The cast are all in fine voice and do justice to Jeanine Tesori’s varied score; the ensemble numbers are performed with precision and there are a colourful array of fairytale characters from Pinocchio to Peter Pan. ‘Freak Flag’ is a catchy, joyful celebration that sums up the overall message of the show; to value and embrace each others differences. Although sung beautifully, it is clear that children begin to lose interest and focus during the ballads however and there are some sequences that are perhaps too lengthy to hold their attention.
Those familiar with previous productions of the musical will spot a few changes, most notably in Fiona’s introductory number ‘I Know It’s Today’. Formerly performed by a Child and Teenage version of Fiona who then grows into her present-day self, Fiona now accompanies herself using puppets. Although Main does her best, the passage of time and affect on Fiona’s sanity doesn’t come across nearly as well and some of the wittiest lyrics fall flat.

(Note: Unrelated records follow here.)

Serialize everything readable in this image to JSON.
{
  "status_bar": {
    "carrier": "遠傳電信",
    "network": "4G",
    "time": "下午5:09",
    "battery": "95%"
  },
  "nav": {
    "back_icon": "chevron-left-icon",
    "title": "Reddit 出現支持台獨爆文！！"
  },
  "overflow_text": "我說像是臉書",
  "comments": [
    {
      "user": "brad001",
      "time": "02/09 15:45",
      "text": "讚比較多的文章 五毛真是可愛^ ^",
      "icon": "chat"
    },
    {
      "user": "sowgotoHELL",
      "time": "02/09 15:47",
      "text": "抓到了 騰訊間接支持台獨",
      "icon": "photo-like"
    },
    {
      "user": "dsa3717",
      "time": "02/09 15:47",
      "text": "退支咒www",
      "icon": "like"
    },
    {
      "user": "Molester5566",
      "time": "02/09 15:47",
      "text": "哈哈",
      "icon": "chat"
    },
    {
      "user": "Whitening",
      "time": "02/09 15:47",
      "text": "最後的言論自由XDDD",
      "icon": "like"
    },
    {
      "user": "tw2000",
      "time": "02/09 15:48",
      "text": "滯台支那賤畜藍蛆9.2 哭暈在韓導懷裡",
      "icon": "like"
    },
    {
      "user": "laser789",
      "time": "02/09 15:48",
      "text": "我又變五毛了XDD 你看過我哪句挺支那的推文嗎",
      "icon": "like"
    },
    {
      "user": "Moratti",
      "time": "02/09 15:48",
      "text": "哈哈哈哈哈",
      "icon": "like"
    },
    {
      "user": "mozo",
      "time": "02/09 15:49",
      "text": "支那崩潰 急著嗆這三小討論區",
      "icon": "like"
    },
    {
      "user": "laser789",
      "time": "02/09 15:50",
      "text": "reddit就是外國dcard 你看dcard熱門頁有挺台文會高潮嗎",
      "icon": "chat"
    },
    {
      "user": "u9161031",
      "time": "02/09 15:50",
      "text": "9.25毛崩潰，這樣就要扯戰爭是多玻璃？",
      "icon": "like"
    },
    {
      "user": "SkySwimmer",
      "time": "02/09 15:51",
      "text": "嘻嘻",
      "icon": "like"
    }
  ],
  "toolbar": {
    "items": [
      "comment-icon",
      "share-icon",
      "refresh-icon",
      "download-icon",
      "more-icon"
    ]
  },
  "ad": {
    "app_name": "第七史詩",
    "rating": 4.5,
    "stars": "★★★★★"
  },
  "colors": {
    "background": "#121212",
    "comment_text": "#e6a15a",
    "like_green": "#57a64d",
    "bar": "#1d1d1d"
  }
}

Similarly, there are moments where the Empire’s large stage looks too bare and the forest scenes appear a little too plain, giving the overall impression that there has been some cost-cutting compared to previous productions.Those new to the show will not notice however and it is clear that there is a lot for both children and adults to enjoy with humour that caters to everyone. Kids love the competitive farting and burping in I Think I Got You Beatand adults giggle at some of the cheekier one-liners. Musical theatre fans will also enjoy spotting the references to other shows such as Gypsy, Wicked and Dreamgirls.
A faithful adaptation of the film, Shrek lends itself well to the musical format and the strong cast ensure a great evening of entertainment. With a rousing finale of I’m a Believer,Shrek remains enjoyable family fun that sends the audience out on a high.
Runs until 24 June 2018 | Image: Helen Maybanks